R. Wylie Hill & Co.

M005 R. Wylie Hill & Co.

Address: 20–24, Buchanan Street, Glasgow G1 3LB
Date: 1888–9
Client: R. Wylie Hill & Co.
Authorship: Authorship category 2 (Mackintosh and Office) (Mackintosh and Office)

Photograph of detail of Buchanan Sreet elevation of Wylie Hill's store

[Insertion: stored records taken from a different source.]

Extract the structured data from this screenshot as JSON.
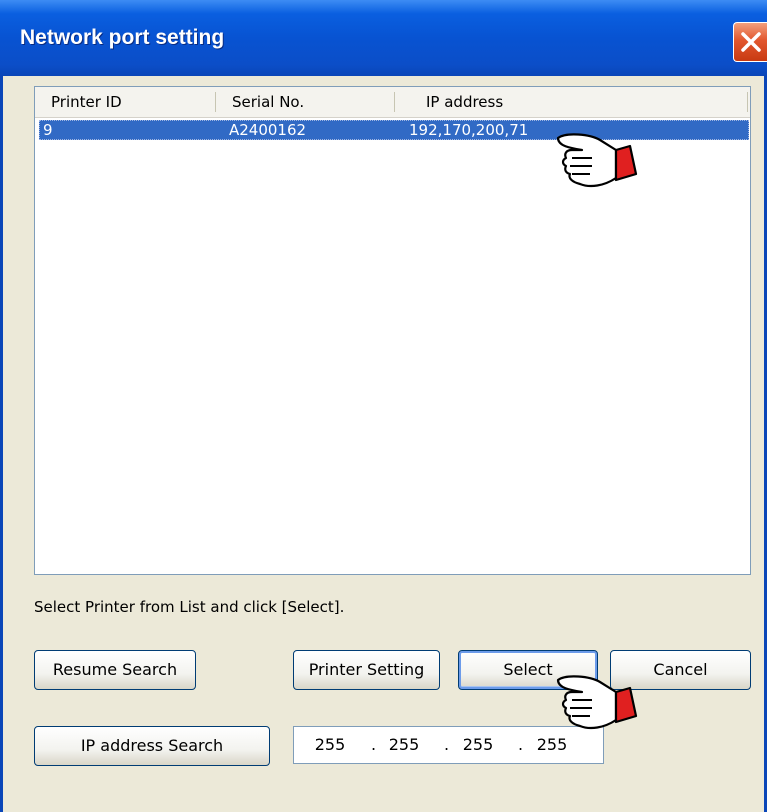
{
  "window": {
    "title": "Network port setting"
  },
  "printer_list": {
    "columns": [
      "Printer ID",
      "Serial No.",
      "IP address"
    ],
    "rows": [
      {
        "printer_id": "9",
        "serial_no": "A2400162",
        "ip_address": "192,170,200,71",
        "selected": true
      }
    ]
  },
  "instruction": "Select Printer from List and click [Select].",
  "buttons": {
    "resume_search": "Resume Search",
    "printer_setting": "Printer Setting",
    "select": "Select",
    "cancel": "Cancel",
    "ip_address_search": "IP address Search"
  },
  "ip_field": {
    "octets": [
      "255",
      "255",
      "255",
      "255"
    ],
    "separator": "."
  },
  "icons": {
    "close": "close-icon",
    "pointer": "pointing-hand-icon"
  },
  "colors": {
    "titlebar": "#0853d2",
    "selection": "#316ac5",
    "dialog_bg": "#ece9d8",
    "close": "#e2572e",
    "hand_cuff": "#e02020"
  }
}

The 1889 rebuilding of Wylie Hill's department store was one of the major works undertaken by John Hutchison during Mackintosh's apprenticeship in his office. Wylie Hill's previous building on the site burned down on 14 October 1888. 1 Hutchison's impressive replacement – five storeys plus attic, crowned with a square-domed tower – joined a growing cluster of showpiece retail premises at the S. end of Buchanan Street. The facade of bright orange-red Corsehill stone from Dumfriesshire has Italian Renaissance-style details and rows of large windows with glazing set directly into the masonry. Inside, a central glass-roofed light well originally rose from top to bottom through the open-plan floors. The drawings approved by the Glasgow Dean of Guild Court show a system of iron columns, beams and joists supporting timber floors, with a note saying that plaster is to be used to protect the ironwork from fire. 2 A description of the newly opened building says that the 'iron beams and columns are covered with Titancrete, a new fireproof material'. 3 The builders were Bell, Hornsby & Co. 4

Photograph of  Wylie Hill's store from S.W.

W. J. Blain (1870–1958), who succeeded Mackintosh in Hutchison's office in April 1889, informed Thomas Howarth in February 1946 that Mackintosh had made drawings of Ionic capitals to be executed in plaster for the store's interior, and that these 'appeared to be different from the copy-book types customary at the time'. 5 When Howarth published this information he referred to only one drawing, which, according to Blain, was 'brilliantly executed and showed surprising individuality'. 6 Wylie Hill's 1889 building caught fire on 6 November 1903, and Howarth was under the impression that it had been completely destroyed, and with it Mackintosh's capitals. 7 In fact, the building was only damaged, and the following year Hutchison reconstructed it, adding an extra floor. 8 The lower floors must still have been sound, because according to the Dean of Guild Court inspector's reports the clearing of debris did not begin until April 1904 and by 2 June work was underway on the new top floor – an unlikely timetable if the whole internal structure had to be rebuilt from scratch. 9 The unusual Ionic capitals which can still (2012) be seen on the ground and first floors may be the ones for which Mackintosh made his drawings, survivors from the 1889 building. Those on the ground floor have inverted volutes, perhaps derived from the work of 16th- and 17th-century Mannerist and Baroque architects. Mackintosh had not yet visited Italy at this date, but he would have been familiar with published illustrations of such work.

Photograph of Ionic capital, Wylie Hill's storePhotograph of Ionic capital, Wylie Hill's store

Notes:

1: Glasgow Herald, 15 October 1888, p. 6.

2: Glasgow City Archives Collection: Dean of Guild plans, 1B4/12//747.

3: Glasgow Herald, 21 November 1889, p. 6.

4: Glasgow City Archives Collection: Glasgow Dean of Guild Court, Register of Inspections, D-OPW 25/1, p. 9.

5: University of Toronto, Robarts Library: notes by Thomas Howarth of an interview with W. J. Blain, 25 February 1946, B2000-0002/041(08).

6: Thomas Howarth, Charles Rennie Mackintosh and the Modern Movement, London: Routledge & Kegan Paul, 2nd edn, 1977, pp. 3–4.

7: Scotsman, 7 November 1903, p. 9; Thomas Howarth, Charles Rennie Mackintosh and the Modern Movement, London: Routledge & Kegan Paul, 2nd edn, 1977, p. 4.

8: Glasgow City Archives Collection: Glasgow Dean of Guild Court, Register of Inspections, D-OPW 25/2, p. 95.

9: Glasgow City Archives Collection: Glasgow Dean of Guild Court, Register of Inspections, D-OPW 25/2, p. 95.